═════ GIVEN DATA ═════

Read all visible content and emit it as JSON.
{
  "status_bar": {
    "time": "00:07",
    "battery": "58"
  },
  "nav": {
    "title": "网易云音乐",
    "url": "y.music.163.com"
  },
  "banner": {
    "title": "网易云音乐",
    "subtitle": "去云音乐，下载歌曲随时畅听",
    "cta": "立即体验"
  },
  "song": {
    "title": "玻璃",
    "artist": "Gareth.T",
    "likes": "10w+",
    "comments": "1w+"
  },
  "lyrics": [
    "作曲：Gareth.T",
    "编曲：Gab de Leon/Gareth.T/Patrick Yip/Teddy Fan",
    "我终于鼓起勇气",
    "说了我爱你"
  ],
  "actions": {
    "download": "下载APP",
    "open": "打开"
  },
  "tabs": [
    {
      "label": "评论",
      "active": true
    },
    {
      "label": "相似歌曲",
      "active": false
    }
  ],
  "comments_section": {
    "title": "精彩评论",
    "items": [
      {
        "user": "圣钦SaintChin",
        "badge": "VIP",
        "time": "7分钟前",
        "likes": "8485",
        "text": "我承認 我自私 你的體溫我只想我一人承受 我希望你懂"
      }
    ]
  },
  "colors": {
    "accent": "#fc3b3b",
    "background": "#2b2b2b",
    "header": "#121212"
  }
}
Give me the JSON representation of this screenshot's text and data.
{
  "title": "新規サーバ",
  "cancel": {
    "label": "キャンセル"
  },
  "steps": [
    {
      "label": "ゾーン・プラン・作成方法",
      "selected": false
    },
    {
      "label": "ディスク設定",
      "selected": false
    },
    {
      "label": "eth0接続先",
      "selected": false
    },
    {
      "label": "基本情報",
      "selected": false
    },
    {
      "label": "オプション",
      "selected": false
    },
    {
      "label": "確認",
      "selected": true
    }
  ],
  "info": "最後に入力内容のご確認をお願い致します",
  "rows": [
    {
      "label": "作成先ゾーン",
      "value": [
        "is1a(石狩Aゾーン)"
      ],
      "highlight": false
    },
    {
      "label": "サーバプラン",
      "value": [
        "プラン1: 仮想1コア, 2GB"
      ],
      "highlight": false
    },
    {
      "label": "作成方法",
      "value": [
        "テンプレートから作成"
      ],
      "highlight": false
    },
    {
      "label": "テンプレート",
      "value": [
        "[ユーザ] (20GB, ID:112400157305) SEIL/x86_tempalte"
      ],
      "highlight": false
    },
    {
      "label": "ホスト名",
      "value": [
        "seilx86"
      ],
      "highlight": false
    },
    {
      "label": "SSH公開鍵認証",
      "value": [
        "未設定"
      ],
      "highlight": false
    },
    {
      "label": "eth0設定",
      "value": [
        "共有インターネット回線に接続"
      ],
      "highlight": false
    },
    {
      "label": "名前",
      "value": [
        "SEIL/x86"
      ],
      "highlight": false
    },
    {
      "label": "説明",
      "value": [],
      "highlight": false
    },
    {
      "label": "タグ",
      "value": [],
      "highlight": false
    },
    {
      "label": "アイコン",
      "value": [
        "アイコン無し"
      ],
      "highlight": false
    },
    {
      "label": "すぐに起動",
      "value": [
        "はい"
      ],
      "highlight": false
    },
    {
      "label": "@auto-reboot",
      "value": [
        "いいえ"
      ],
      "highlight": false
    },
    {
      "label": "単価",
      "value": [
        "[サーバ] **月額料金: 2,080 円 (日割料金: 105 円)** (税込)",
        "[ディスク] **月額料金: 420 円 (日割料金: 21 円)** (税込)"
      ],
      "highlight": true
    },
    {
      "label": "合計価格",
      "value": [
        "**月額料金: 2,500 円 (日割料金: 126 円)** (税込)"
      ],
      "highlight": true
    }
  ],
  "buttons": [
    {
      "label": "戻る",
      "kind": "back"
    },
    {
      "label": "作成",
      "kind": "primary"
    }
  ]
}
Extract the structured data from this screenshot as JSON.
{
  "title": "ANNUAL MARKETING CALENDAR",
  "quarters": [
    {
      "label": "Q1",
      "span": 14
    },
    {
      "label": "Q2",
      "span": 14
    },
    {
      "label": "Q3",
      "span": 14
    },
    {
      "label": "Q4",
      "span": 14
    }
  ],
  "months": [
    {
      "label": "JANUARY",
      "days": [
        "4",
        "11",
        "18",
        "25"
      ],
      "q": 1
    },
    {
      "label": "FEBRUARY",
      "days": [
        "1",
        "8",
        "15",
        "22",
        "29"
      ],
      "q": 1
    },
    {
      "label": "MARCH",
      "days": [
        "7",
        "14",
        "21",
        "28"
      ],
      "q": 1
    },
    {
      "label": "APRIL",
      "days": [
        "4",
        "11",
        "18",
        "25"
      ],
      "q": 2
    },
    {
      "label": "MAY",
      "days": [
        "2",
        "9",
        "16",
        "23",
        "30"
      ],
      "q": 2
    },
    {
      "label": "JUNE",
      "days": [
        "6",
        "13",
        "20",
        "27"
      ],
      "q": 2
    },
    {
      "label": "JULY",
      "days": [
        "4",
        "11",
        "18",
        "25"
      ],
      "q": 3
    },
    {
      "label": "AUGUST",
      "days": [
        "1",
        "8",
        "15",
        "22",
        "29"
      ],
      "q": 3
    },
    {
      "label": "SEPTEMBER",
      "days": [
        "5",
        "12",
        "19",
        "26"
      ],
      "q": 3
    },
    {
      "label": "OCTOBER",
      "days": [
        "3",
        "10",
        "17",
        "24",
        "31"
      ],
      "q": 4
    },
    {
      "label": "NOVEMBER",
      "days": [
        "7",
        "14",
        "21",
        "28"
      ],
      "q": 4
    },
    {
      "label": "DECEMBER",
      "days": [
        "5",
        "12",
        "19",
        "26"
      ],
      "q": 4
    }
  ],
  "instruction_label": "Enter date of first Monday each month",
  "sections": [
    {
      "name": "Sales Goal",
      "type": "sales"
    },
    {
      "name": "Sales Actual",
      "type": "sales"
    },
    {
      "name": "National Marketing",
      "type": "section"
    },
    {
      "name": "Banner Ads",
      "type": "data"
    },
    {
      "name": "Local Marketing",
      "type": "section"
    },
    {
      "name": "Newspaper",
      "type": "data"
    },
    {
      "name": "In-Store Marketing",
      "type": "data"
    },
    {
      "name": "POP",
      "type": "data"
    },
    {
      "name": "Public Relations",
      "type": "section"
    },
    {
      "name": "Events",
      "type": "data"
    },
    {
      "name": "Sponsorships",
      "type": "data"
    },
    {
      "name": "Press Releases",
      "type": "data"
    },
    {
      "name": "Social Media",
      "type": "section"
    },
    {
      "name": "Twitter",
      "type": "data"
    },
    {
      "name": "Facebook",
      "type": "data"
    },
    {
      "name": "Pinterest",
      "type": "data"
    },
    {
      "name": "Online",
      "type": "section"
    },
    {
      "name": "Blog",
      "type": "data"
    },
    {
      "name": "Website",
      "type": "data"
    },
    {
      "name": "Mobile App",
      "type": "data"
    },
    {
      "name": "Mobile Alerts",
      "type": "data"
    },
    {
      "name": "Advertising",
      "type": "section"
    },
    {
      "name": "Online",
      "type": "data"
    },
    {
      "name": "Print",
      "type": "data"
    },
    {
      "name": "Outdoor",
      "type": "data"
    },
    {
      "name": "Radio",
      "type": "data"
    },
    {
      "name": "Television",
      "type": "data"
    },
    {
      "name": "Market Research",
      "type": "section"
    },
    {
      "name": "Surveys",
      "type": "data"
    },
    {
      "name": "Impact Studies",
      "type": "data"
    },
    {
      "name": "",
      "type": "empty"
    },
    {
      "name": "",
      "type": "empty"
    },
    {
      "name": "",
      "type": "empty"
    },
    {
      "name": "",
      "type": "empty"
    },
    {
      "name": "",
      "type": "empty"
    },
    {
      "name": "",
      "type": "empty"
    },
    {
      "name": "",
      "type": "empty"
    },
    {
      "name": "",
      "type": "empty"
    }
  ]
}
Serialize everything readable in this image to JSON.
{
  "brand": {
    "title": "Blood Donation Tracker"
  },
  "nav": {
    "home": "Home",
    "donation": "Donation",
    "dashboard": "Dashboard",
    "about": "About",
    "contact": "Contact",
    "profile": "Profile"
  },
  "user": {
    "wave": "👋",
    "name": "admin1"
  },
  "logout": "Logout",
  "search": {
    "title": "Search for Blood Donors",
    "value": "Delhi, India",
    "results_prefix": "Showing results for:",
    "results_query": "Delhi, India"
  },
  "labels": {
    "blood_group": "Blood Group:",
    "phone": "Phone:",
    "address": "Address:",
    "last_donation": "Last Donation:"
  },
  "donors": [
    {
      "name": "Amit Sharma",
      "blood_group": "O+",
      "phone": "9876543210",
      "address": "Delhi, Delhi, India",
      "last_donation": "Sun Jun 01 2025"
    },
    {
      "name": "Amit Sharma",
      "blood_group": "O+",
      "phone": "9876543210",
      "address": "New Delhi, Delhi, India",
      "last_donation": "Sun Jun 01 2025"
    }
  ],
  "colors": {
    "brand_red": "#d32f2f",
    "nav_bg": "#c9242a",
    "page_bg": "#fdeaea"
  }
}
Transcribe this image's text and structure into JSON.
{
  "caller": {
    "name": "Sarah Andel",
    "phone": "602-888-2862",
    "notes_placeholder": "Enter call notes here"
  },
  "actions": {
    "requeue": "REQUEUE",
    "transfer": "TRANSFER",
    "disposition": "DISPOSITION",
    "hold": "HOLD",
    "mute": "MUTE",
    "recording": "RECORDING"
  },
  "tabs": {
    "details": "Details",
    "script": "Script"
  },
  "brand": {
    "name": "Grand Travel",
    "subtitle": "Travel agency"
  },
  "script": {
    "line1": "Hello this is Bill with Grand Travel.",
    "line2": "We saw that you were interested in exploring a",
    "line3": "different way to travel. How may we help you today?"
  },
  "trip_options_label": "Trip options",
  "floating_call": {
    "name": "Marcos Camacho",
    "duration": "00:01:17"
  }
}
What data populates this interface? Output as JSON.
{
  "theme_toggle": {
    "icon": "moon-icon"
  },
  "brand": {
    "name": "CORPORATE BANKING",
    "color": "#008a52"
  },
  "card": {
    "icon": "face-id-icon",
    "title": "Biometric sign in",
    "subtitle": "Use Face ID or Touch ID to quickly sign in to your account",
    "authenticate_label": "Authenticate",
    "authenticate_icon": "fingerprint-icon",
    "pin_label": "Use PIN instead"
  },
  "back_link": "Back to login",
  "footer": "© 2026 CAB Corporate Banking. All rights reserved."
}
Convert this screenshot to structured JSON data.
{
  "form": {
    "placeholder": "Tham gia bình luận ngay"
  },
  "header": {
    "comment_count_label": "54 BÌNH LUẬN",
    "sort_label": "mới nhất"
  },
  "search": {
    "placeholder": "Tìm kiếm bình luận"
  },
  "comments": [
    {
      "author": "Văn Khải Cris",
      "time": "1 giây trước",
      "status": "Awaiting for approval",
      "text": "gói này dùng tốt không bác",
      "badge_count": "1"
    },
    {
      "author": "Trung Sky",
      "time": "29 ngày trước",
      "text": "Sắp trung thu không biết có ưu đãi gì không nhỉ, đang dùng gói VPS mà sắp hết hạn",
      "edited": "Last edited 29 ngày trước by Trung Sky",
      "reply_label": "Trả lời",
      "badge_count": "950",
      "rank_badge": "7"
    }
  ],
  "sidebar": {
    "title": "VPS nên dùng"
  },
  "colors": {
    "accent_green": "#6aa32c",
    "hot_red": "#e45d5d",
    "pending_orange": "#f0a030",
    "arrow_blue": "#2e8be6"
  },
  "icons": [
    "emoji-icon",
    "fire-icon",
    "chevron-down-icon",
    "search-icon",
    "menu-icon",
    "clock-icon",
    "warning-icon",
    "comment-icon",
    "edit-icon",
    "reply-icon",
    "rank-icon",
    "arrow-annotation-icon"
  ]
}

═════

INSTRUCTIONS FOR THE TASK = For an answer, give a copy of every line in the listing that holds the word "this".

RESPONSE AREA =
Give me the JSON representation of this screenshot's text and data.
Extract the structured data from this screenshot as JSON.
Serialize everything readable in this image to JSON.
Transcribe this image's text and structure into JSON.
    "line1": "Hello this is Bill with Grand Travel.",
What data populates this interface? Output as JSON.
Convert this screenshot to structured JSON data.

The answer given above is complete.